* **Excerpts from a dataset**
↓
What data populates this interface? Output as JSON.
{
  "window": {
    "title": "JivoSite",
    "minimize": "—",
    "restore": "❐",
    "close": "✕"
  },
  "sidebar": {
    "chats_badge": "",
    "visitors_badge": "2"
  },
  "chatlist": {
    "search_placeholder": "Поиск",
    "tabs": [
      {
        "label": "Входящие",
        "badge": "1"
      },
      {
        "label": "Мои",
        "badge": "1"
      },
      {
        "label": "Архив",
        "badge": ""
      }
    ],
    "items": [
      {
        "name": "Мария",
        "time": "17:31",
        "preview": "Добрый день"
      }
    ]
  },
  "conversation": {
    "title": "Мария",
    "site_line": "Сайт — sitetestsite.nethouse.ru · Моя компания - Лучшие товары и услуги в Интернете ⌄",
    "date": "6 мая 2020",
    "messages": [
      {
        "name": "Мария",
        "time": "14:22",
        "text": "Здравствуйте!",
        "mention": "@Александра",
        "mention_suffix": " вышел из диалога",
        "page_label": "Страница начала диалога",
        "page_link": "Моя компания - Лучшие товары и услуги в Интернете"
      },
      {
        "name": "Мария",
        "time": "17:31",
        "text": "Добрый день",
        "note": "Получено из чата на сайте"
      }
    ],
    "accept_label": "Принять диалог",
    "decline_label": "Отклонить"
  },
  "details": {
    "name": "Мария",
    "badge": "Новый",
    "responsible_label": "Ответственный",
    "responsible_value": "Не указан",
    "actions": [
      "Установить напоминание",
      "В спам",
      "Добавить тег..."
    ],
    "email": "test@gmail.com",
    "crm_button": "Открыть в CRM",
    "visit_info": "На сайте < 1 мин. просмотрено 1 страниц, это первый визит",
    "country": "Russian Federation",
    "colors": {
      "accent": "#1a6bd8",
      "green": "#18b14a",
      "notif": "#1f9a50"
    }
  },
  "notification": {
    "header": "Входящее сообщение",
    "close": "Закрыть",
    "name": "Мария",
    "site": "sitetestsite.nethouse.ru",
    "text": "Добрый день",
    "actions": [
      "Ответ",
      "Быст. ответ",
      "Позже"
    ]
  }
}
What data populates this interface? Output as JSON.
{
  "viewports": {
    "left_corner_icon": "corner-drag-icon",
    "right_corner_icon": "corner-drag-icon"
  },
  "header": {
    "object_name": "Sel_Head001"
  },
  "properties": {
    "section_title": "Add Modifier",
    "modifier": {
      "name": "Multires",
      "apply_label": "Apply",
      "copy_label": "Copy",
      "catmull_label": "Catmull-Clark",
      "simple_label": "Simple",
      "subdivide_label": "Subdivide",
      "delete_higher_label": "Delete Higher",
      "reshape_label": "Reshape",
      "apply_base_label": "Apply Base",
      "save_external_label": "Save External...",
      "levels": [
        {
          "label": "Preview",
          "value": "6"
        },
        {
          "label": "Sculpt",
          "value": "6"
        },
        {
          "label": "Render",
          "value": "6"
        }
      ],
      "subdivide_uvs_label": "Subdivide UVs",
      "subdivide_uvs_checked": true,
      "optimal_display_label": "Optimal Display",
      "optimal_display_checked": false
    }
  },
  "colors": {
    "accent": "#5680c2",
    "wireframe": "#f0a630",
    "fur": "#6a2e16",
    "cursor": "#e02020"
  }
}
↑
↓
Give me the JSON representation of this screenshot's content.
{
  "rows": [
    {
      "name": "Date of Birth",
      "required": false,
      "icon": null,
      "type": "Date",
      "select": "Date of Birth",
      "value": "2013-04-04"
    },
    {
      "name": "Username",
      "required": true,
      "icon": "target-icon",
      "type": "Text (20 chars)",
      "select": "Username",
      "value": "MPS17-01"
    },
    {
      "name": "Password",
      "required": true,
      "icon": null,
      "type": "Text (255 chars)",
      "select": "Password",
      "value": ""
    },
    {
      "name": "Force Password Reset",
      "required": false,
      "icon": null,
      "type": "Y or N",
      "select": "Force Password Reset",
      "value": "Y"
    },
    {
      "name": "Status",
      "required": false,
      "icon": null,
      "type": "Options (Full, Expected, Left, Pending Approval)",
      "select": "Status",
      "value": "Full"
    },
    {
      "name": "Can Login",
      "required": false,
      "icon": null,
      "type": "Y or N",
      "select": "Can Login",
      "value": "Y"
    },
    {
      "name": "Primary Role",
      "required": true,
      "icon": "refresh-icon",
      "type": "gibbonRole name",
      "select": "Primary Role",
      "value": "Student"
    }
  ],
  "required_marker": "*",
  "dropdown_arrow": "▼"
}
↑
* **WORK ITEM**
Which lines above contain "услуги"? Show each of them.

* **RESPONSE**
    "site_line": "Сайт — sitetestsite.nethouse.ru · Моя компания - Лучшие товары и услуги в Интернете ⌄",
        "page_link": "Моя компания - Лучшие товары и услуги в Интернете"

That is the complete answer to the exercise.